Report only the number of lines in the following entries where the word "Kelley" occurs.

>>>>>

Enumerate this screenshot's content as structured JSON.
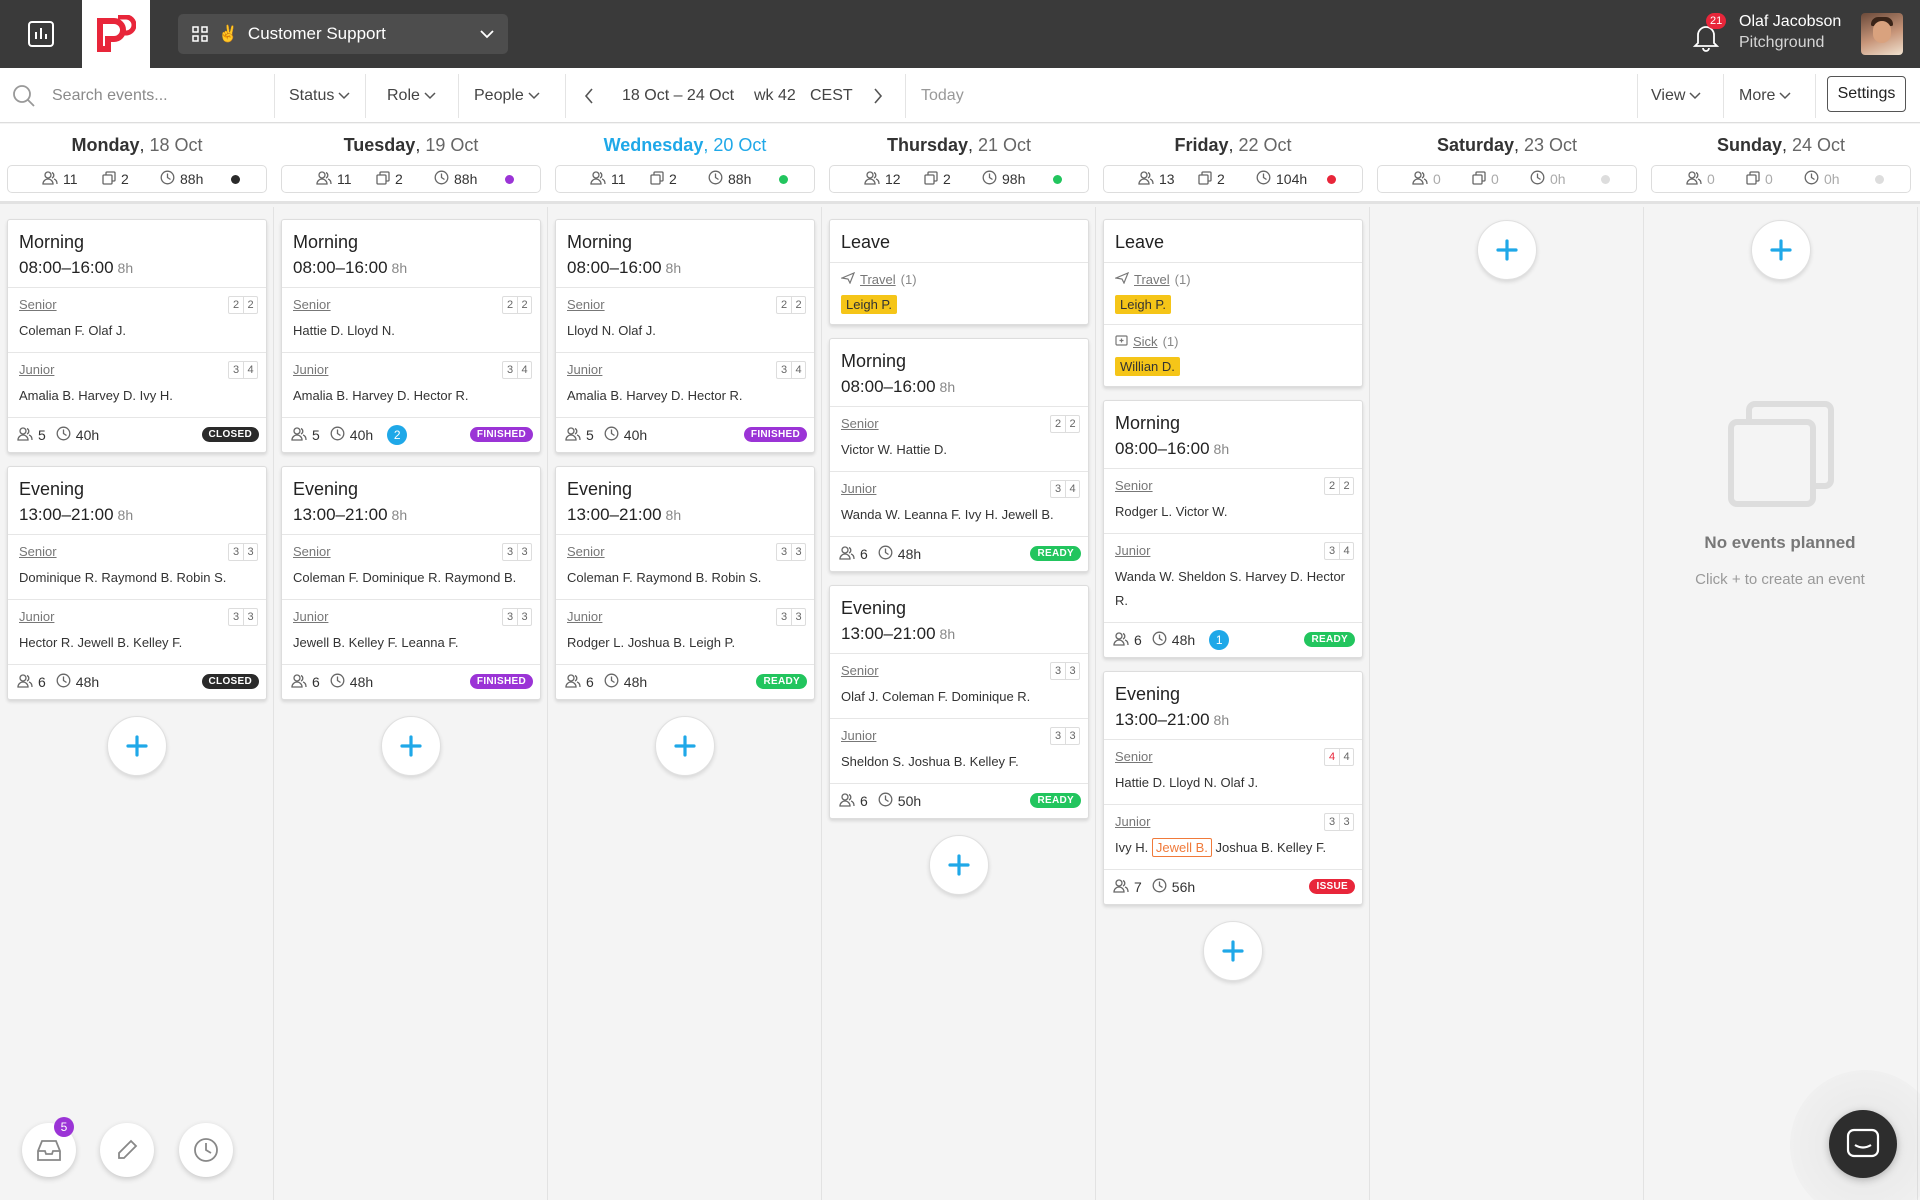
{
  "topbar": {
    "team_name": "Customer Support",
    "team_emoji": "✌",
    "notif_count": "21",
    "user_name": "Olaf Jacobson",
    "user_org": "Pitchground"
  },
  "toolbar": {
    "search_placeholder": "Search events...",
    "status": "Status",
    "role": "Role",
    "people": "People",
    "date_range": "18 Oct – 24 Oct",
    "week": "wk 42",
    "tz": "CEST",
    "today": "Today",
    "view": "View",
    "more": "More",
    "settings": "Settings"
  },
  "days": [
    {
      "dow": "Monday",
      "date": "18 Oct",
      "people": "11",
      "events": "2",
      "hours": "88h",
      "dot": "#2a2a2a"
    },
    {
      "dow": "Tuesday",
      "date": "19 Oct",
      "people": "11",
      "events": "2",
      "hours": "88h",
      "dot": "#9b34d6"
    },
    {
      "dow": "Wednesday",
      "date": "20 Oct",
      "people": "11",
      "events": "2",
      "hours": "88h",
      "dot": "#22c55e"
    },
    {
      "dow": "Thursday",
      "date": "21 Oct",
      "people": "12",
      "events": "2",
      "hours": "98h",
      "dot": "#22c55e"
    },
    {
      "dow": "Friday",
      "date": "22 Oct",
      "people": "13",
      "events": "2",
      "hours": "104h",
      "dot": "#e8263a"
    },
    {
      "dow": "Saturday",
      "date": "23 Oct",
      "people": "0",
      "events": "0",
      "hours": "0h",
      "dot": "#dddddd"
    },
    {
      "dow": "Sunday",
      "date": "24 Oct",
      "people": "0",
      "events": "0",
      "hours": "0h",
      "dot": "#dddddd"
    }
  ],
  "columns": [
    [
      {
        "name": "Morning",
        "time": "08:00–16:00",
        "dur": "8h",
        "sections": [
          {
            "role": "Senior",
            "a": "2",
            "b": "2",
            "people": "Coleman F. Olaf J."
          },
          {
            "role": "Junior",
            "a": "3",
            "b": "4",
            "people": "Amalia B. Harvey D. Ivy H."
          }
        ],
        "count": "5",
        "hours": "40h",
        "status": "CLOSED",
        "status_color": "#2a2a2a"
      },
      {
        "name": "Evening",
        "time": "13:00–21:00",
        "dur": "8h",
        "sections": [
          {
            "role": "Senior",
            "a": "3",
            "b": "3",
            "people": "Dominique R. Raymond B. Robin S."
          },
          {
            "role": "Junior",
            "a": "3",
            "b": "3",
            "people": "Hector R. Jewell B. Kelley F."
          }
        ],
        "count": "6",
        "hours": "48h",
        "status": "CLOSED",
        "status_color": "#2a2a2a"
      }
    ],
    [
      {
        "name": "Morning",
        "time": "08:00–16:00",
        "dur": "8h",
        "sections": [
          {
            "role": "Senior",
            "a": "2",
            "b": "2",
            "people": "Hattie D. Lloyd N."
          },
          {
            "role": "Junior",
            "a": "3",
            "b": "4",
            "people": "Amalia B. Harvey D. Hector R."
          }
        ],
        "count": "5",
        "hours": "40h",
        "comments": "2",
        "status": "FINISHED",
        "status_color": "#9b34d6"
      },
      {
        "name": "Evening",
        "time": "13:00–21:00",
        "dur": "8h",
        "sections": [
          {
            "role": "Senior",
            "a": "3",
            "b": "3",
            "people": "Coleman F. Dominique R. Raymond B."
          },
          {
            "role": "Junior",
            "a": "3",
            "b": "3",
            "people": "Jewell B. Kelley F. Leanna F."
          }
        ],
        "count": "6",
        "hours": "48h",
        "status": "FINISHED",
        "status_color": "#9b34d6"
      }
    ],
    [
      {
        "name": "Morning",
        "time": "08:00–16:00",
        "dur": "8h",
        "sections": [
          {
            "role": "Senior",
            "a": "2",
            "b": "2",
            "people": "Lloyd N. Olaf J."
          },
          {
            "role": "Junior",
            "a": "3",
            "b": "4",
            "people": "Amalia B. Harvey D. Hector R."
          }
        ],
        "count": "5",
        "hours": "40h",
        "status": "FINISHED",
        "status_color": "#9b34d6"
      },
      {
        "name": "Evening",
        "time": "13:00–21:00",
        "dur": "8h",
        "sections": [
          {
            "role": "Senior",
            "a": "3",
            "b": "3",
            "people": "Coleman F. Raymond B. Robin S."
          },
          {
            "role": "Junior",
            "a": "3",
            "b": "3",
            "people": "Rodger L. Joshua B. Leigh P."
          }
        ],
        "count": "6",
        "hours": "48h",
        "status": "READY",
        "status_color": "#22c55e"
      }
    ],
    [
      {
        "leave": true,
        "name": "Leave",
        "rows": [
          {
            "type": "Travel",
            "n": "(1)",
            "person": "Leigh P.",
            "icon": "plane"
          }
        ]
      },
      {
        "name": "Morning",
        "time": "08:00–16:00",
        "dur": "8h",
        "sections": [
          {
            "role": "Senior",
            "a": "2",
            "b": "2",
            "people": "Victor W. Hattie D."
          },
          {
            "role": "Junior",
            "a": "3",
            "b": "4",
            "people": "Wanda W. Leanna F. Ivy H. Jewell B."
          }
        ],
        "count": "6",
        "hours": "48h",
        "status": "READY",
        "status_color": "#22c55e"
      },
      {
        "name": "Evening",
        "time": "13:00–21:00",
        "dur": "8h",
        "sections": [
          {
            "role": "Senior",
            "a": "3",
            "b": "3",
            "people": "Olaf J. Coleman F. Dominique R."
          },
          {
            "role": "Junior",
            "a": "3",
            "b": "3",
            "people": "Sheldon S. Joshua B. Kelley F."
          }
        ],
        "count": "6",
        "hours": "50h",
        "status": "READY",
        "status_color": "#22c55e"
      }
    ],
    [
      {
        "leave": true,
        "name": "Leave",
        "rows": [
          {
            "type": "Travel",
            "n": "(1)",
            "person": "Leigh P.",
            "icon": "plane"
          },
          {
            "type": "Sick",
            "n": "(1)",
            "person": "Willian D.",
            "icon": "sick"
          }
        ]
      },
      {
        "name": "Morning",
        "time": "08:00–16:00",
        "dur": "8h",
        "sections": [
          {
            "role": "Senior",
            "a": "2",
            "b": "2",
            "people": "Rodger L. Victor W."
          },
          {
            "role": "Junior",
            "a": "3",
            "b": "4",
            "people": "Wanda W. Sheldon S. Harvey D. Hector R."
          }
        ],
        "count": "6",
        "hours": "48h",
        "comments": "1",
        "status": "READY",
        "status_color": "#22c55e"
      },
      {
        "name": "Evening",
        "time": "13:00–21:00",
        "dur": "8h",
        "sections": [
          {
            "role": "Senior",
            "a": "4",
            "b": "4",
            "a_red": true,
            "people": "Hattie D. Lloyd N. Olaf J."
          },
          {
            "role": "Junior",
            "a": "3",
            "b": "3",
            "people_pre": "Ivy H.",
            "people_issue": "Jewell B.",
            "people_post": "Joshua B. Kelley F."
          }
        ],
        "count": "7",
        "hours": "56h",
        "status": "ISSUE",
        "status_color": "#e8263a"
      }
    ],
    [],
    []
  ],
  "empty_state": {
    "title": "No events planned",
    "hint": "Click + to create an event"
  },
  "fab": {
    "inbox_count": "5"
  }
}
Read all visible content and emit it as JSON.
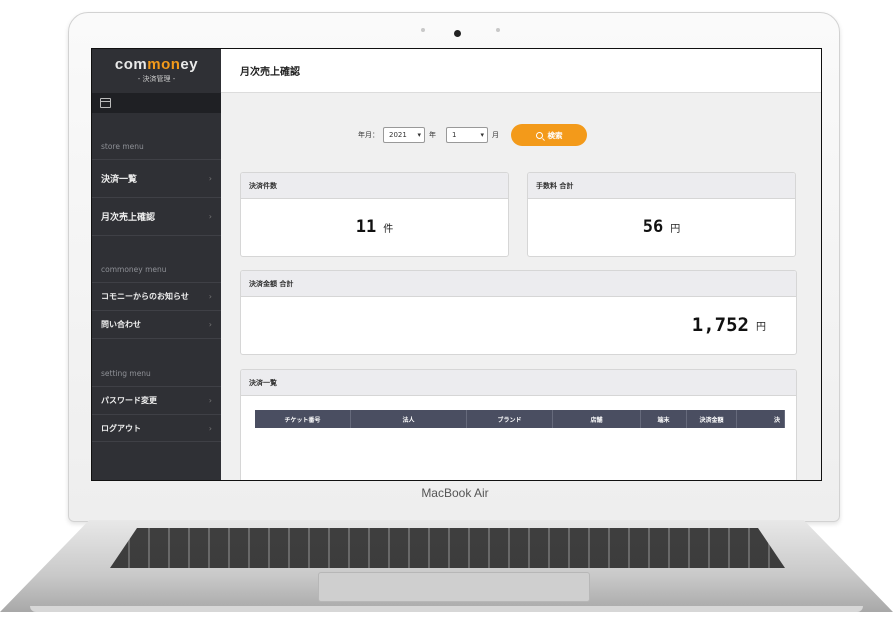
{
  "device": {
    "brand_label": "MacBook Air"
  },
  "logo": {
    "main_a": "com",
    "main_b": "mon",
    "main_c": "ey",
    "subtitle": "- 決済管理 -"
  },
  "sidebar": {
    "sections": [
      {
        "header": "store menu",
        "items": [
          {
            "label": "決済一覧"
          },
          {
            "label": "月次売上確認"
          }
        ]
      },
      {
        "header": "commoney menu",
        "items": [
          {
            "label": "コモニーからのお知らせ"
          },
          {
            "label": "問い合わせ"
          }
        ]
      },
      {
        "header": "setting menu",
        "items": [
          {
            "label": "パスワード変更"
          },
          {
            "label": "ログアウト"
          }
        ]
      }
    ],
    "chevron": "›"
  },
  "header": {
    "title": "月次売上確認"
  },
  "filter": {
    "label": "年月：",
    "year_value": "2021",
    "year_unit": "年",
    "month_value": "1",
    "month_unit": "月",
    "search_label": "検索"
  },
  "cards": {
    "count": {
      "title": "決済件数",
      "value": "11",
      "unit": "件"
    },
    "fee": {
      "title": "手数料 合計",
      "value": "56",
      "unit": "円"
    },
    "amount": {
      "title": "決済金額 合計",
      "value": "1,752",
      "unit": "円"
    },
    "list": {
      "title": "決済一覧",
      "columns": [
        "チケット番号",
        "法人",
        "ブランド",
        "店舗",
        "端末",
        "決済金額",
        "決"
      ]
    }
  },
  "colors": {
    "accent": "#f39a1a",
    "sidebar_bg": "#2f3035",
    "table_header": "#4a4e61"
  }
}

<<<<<

_Reply to the task_
4